  32. NOW HERE'S SOMETHING INTERESTING.WHO CAN REMEMBER THE LONG WORD WE SAW A FEW MINUTES AGO? IT WAS ARQUEBUSIER SO HOW IS IT THAT WE CAN LEARN WORDS BEFORE WE KNOW WHAT THEY MEAN?

  33. The meaning of things is stored up here ..... Whereas their names are stored down here ..... THE RELATIONSHIP BETWEEN WORDS AND UNDERSTANDING IS NOT AT ALL STRAIGHTFORWARD ..... • ..... BECAUSE THE UNDERSTANDING IS STORED SEPARATELY FROM THE WORDS AND THE GRAMMAR. Consider this typical dictionary entry ..... • Now watch closely ..... Cat: A four-legged furry mammal, often domesticated. Cat: A four-legged furry mammal, often domesticated. Cat:

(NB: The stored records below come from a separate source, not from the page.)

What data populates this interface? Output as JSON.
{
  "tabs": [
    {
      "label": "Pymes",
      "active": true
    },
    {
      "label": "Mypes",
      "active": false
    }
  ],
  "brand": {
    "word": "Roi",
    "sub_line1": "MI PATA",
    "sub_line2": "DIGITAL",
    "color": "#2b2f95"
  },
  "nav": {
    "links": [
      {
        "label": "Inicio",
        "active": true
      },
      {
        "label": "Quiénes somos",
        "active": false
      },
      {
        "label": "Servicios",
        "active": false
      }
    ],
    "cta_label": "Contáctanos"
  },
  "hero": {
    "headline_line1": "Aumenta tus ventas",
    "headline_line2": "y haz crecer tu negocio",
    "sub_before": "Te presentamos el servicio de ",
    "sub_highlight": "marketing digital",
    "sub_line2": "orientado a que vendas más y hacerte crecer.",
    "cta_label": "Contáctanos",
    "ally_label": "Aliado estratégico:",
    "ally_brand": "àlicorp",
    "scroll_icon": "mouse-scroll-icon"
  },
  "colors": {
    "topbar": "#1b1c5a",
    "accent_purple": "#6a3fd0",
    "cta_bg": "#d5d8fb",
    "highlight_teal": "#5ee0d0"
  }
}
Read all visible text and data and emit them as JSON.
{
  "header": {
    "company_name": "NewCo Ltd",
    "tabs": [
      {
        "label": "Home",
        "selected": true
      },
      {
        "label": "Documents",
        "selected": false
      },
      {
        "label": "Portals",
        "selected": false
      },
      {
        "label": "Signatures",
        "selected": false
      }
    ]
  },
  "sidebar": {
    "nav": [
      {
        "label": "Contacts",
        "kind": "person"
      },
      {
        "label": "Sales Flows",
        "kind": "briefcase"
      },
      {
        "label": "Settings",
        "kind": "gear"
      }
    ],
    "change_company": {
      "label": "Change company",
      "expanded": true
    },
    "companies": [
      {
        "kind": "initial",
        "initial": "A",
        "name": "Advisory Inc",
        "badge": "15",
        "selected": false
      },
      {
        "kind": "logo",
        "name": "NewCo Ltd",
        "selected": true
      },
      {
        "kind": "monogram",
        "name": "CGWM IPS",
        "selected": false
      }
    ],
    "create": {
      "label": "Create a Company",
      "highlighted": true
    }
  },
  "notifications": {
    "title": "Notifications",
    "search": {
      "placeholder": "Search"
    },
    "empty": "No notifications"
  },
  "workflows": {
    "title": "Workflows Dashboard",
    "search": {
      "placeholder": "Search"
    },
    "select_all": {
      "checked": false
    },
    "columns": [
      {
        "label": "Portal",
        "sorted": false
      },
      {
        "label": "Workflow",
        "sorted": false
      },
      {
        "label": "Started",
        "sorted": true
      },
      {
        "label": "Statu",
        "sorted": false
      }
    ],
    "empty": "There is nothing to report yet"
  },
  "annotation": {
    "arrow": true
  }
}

  34. I can already read, hear, and say arquebusier, but if you show me one I'll understand it as well.

  35. THE MOST IMPORTANT LANGUAGE SKILL, IN OTHER WORDS, IS HAVING SOMETHING SENSIBLE TO SAY IN THE FIRST PLACE So I must be a Language Skill as well!

  36. BUT WE'RE ALREADY CONFUSED, SO LET'S TAKE A MORE LEISURELY LOOKAT THE PARTS OF THE LANGUAGE JIGSAW WITHOUT USING SO MUCH COMPLICATED VOCABULARY .....

  37. Here's an encyclopaedia containing everything we know .....

  38. This is where the information arriving at our ears ends up .....

  39. This is where the information arriving at our eyes ends up .....

  40. This is where the information arriving from the touch sensors on our skin ends up .....

  41. IT'S ALL VERY LOGICAL REALLY - WHAT WE KNOW BY TOUCHING, HEARING, AND SEEING ALL CONTRIBUTES TOWARDS OUR GENERAL KNOWLEDGE

  42. And this is where your speech apparatus (lips, tongue, breathing, etc.) is controlled from .....

  43. French GRAMMAR German GRAMMAR Latin GRAMMAR English and Welsh GRAMMAR This is what we know about speaking grammatically ..... NOTE THAT YOU NEED ONE OF THESE "MENTAL TEXTBOOKS" FOR EVERY LANGUAGE YOU KNOW HOW TO SPEAK

  44. French VOCAB German VOCAB Latin VOCAB English and Welsh VOCAB ..... and these are the words we know how to use ..... AGAIN YOU NEED ONE OF THESE "MENTAL VOCABULARIES" FOR EVERY LANGUAGE YOU KNOW HOW TO SPEAK English / Welsh GRAMMARS

  45. This gives us an important concentration of language OUTPUT skills. Notice how the grammar, the vocabulary, and the necessary muscle control all sit closely together. English / Welsh ORAL VOCABS English / Welsh ORAL GRAMMARS IN MULTILINGUAL SPEAKERS, THERE ARE ONLY MINOR DIFFERENCES IN WHERE THE VARIOUS OUTPUT SKILLS ARE LOCATED.

  46. English / Welsh AURAL VOCABS English / Welsh AURAL GRAMMARS Finally, we need to add in the mental textbooks for the languages we understand when we hear them spoken. These are our language INPUT skills ..... English / Welsh ORAL VOCABS English / Welsh ORAL GRAMMARS IN MULTILINGUAL SPEAKERS, THERE ARE AGAIN ONLY MINOR DIFFERENCES IN WHERE THE VARIOUS INPUT SKILLS ARE LOCATED.

  47. SO THIS IS WHAT WE END UP WITH .....[A PERSONAL COPY WILL BE HANDED OUT AT THIS POINT]

  48. English / Welsh AURAL VOCABS English / Welsh AURAL GRAMMARS English / Welsh VOCABS English / Welsh GRAMMARS

  49. SECTION 3THE COMMUNICATING BRAIN

  50. LET'S USE OUR DIAGRAMS TO SEE HOW ALL THESE LANGUAGE SKILLS ARE INVOLVED IN EVERYDAY COMMUNICATION .....